While the American Academy of Pediatrics recommends no screen time for children younger than two, and no more than two hours per day for children older than two, some parents, like me, enjoy using the age-appropriate apps and educational games with their kids from time to time.
To help you be mindful of your child's screen time, Briggs, who is a child psychologist specializing in early development, shares some tablet tips for parents:
* Strike a balance. Parents should encourage kids to switch between screen time and traditional activities such as puzzles and coloring books, which help to develop fine motor and problem solving skills, said Briggs.
* Get involved. Parental interaction is key, said Briggs. "Kids who spend more time watching television or playing with a tablet device tend to receive less attention from their parents, and as a result, the child's language development is negatively impacted -- they learn fewer words by certain milestones," she said. Aim to make time each day to talk, read and play with your child.
* Encourage group play. Children should be encouraged to interact with peers rather than spend the majority of time engrossed in a solo activity, according to Briggs.
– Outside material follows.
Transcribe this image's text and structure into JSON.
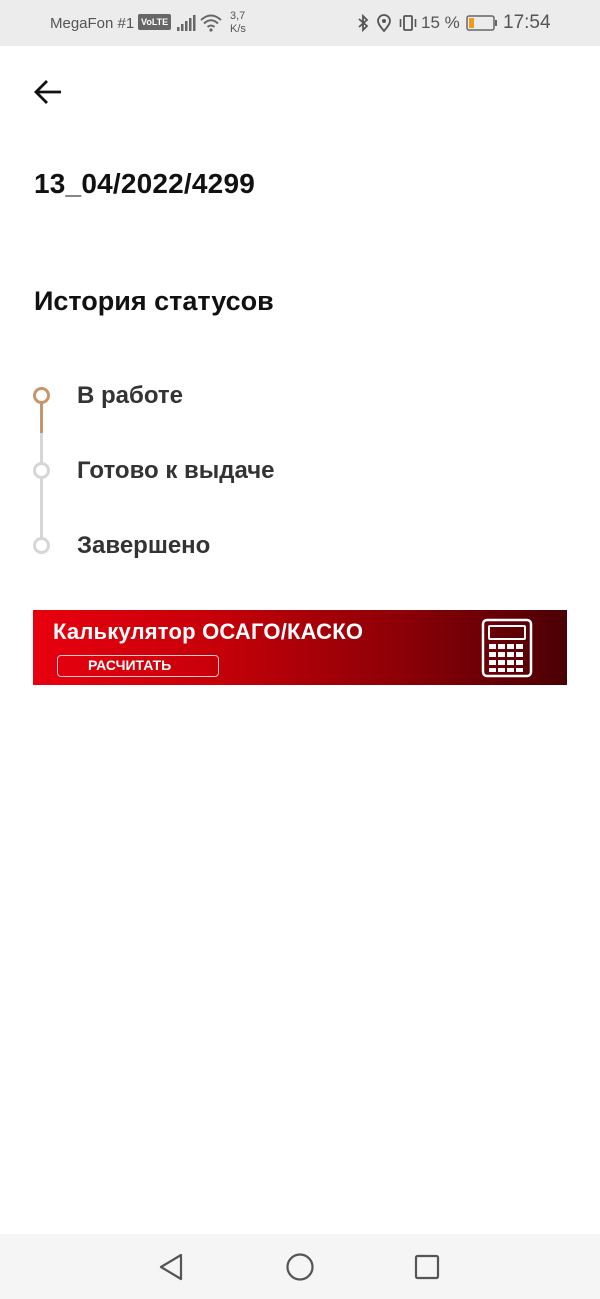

* Plan a mix of activities. "Overstimulation from TV, iPads and computer games can lead to the brain becoming accustomed to a high level of stimulus, making traditional activities, like book reading, boring," said Briggs. "Parents should encourage kids to spend time doing other activities as well. Consider having a trade-off: 30-minutes of TV for 30 minutes of outdoor play, or some such."